Exercise
Copy each line of the material beneath that holds the word "JSON".

——

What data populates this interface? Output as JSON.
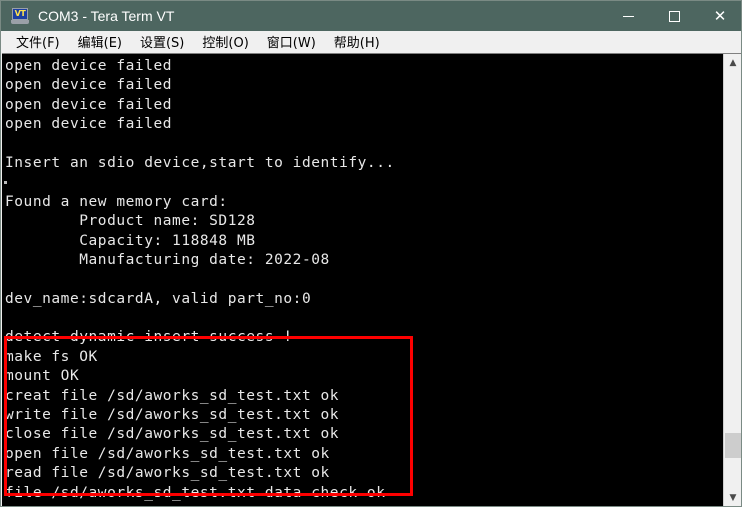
{
  "window": {
    "title": "COM3 - Tera Term VT",
    "icon": "terminal-vt-icon",
    "controls": {
      "minimize": "─",
      "maximize": "□",
      "close": "✕"
    }
  },
  "menubar": {
    "items": [
      {
        "label": "文件(F)",
        "name": "menu-file"
      },
      {
        "label": "编辑(E)",
        "name": "menu-edit"
      },
      {
        "label": "设置(S)",
        "name": "menu-setup"
      },
      {
        "label": "控制(O)",
        "name": "menu-control"
      },
      {
        "label": "窗口(W)",
        "name": "menu-window"
      },
      {
        "label": "帮助(H)",
        "name": "menu-help"
      }
    ]
  },
  "terminal": {
    "background": "#000000",
    "foreground": "#e8e8e8",
    "lines": [
      "open device failed",
      "open device failed",
      "open device failed",
      "open device failed",
      "",
      "Insert an sdio device,start to identify...",
      "",
      "Found a new memory card:",
      "        Product name: SD128",
      "        Capacity: 118848 MB",
      "        Manufacturing date: 2022-08",
      "",
      "dev_name:sdcardA, valid part_no:0",
      "",
      "detect dynamic insert success !",
      "make fs OK",
      "mount OK",
      "creat file /sd/aworks_sd_test.txt ok",
      "write file /sd/aworks_sd_test.txt ok",
      "close file /sd/aworks_sd_test.txt ok",
      "open file /sd/aworks_sd_test.txt ok",
      "read file /sd/aworks_sd_test.txt ok",
      "file /sd/aworks_sd_test.txt data check ok"
    ]
  },
  "highlight": {
    "color": "#fe0000",
    "label": "red-annotation-box"
  },
  "scrollbar": {
    "up_arrow": "▲",
    "down_arrow": "▼"
  }
}
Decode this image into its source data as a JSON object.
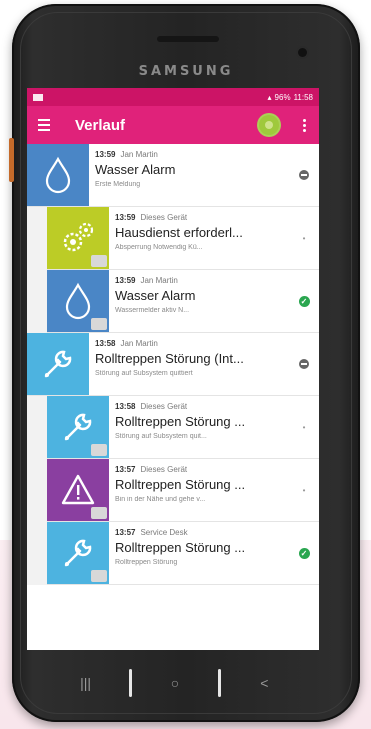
{
  "device": {
    "brand": "SAMSUNG"
  },
  "status_bar": {
    "time": "11:58",
    "battery": "96%"
  },
  "app_bar": {
    "title": "Verlauf"
  },
  "colors": {
    "primary": "#e0227a",
    "status_bar": "#cc1466",
    "blue": "#4a86c6",
    "cyan": "#4db3e0",
    "lime": "#bccc26",
    "purple": "#8a3fa0",
    "green_check": "#2aa650"
  },
  "history": [
    {
      "time": "13:59",
      "author": "Jan Martin",
      "title": "Wasser Alarm",
      "subtitle": "Erste Meldung",
      "icon": "water-drop-icon",
      "color": "#4a86c6",
      "child": false,
      "state": "open"
    },
    {
      "time": "13:59",
      "author": "Dieses Gerät",
      "title": "Hausdienst erforderl...",
      "subtitle": "Absperrung Notwendig Kü...",
      "icon": "gears-icon",
      "color": "#bccc26",
      "child": true,
      "state": "pending"
    },
    {
      "time": "13:59",
      "author": "Jan Martin",
      "title": "Wasser Alarm",
      "subtitle": "Wassermelder aktiv N...",
      "icon": "water-drop-icon",
      "color": "#4a86c6",
      "child": true,
      "state": "done"
    },
    {
      "time": "13:58",
      "author": "Jan Martin",
      "title": "Rolltreppen Störung (Int...",
      "subtitle": "Störung auf Subsystem quittiert",
      "icon": "wrench-icon",
      "color": "#4db3e0",
      "child": false,
      "state": "open"
    },
    {
      "time": "13:58",
      "author": "Dieses Gerät",
      "title": "Rolltreppen Störung ...",
      "subtitle": "Störung auf Subsystem quit...",
      "icon": "wrench-icon",
      "color": "#4db3e0",
      "child": true,
      "state": "pending"
    },
    {
      "time": "13:57",
      "author": "Dieses Gerät",
      "title": "Rolltreppen Störung ...",
      "subtitle": "Bin in der Nähe und gehe v...",
      "icon": "warning-icon",
      "color": "#8a3fa0",
      "child": true,
      "state": "pending"
    },
    {
      "time": "13:57",
      "author": "Service Desk",
      "title": "Rolltreppen Störung ...",
      "subtitle": "Rolltreppen Störung",
      "icon": "wrench-icon",
      "color": "#4db3e0",
      "child": true,
      "state": "done"
    }
  ],
  "nav_bar": {
    "recents": "|||",
    "home": "○",
    "back": "<"
  }
}
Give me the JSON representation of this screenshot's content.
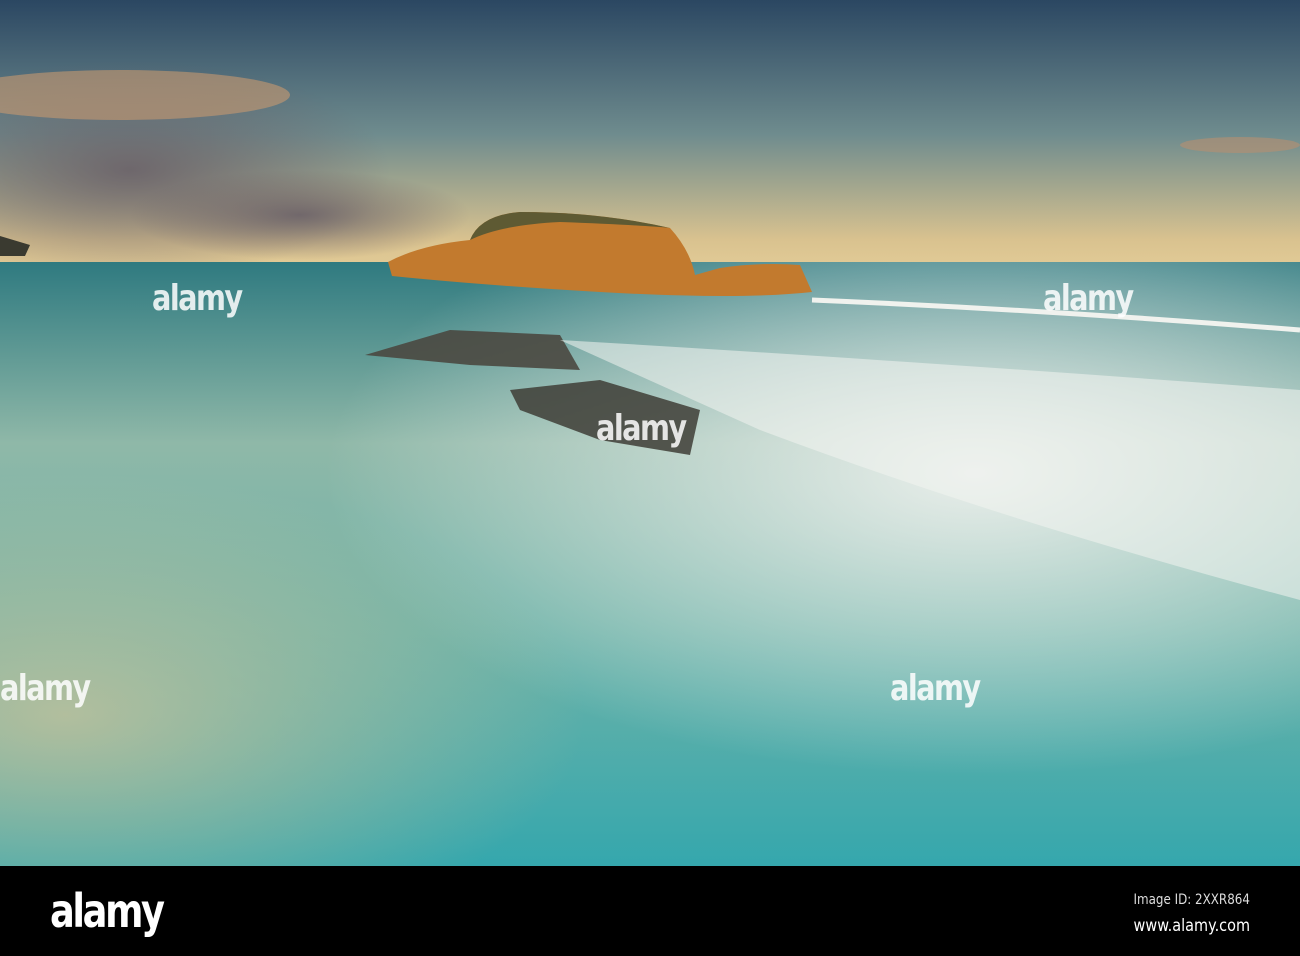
{
  "footer": {
    "brand": "alamy",
    "image_id": "Image ID: 2XXR864",
    "url": "www.alamy.com"
  },
  "watermark": {
    "text": "alamy"
  },
  "colors": {
    "sky_top": "#2f4a66",
    "sky_horizon": "#e7c98d",
    "sea": "#3d8f93",
    "foam": "#e8ece8",
    "rock": "#c27a2e"
  }
}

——

Result
What data populates this interface? Output as JSON.
Decode this image into its source data as a JSON object.
Give me the JSON representation of this screenshot's content.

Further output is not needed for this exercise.